(Excerpts from an interface dataset)
........
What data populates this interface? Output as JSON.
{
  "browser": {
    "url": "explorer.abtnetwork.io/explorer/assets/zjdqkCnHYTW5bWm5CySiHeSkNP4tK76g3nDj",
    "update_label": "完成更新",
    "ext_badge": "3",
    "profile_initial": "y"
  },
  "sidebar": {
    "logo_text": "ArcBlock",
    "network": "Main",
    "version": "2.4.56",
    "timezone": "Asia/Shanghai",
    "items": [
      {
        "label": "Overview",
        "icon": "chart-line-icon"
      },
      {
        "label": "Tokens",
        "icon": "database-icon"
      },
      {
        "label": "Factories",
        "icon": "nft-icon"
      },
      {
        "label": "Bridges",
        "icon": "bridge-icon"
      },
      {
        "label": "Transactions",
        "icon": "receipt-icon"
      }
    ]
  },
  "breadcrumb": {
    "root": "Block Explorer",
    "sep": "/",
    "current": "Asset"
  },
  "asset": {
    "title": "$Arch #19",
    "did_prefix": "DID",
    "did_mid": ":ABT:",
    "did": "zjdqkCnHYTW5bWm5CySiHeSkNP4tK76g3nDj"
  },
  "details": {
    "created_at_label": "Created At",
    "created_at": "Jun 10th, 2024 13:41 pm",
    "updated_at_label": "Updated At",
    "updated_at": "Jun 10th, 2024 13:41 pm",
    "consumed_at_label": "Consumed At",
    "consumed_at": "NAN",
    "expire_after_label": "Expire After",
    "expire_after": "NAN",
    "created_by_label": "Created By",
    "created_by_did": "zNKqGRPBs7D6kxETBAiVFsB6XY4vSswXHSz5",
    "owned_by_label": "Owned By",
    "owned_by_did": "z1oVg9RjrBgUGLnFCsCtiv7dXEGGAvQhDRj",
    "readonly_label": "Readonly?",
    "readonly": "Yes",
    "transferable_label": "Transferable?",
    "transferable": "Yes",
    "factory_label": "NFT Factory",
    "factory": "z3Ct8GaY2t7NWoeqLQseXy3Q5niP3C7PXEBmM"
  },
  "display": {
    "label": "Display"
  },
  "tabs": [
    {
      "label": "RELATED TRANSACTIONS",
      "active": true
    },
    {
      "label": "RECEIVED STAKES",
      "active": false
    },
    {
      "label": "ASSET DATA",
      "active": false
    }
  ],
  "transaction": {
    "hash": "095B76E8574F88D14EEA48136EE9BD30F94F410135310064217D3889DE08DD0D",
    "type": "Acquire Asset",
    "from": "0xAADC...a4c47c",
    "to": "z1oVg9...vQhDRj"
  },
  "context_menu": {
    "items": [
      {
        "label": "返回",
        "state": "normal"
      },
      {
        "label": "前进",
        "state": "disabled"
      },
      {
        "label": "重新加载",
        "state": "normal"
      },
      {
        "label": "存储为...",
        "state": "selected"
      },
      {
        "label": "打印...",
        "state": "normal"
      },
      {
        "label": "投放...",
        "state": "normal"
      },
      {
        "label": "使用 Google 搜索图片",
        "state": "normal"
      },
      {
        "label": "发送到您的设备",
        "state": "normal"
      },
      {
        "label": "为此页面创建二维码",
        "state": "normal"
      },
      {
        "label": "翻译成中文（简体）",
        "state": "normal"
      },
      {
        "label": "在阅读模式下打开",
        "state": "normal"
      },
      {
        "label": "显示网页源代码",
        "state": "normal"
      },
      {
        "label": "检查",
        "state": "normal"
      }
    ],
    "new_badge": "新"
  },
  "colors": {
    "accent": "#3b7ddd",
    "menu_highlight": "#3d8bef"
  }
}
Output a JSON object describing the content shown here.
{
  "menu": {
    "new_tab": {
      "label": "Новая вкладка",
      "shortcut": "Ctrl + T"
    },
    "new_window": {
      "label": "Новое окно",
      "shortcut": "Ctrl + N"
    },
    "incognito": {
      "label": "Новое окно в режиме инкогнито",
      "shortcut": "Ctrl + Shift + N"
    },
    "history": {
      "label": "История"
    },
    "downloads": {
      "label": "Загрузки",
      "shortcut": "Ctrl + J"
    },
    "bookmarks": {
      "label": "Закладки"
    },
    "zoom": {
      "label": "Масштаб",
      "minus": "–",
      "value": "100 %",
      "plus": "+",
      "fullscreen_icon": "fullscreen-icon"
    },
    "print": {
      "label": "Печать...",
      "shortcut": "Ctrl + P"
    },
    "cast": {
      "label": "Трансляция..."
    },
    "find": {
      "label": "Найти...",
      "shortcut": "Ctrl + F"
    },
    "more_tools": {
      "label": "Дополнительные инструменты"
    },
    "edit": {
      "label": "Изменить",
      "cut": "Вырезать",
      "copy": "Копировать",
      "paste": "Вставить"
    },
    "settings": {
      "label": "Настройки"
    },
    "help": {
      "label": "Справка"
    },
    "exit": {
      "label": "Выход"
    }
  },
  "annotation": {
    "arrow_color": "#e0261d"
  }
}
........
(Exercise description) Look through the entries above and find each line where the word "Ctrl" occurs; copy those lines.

(Exercise result)
      "shortcut": "Ctrl + T"
      "shortcut": "Ctrl + N"
      "shortcut": "Ctrl + Shift + N"
      "shortcut": "Ctrl + J"
      "shortcut": "Ctrl + P"
      "shortcut": "Ctrl + F"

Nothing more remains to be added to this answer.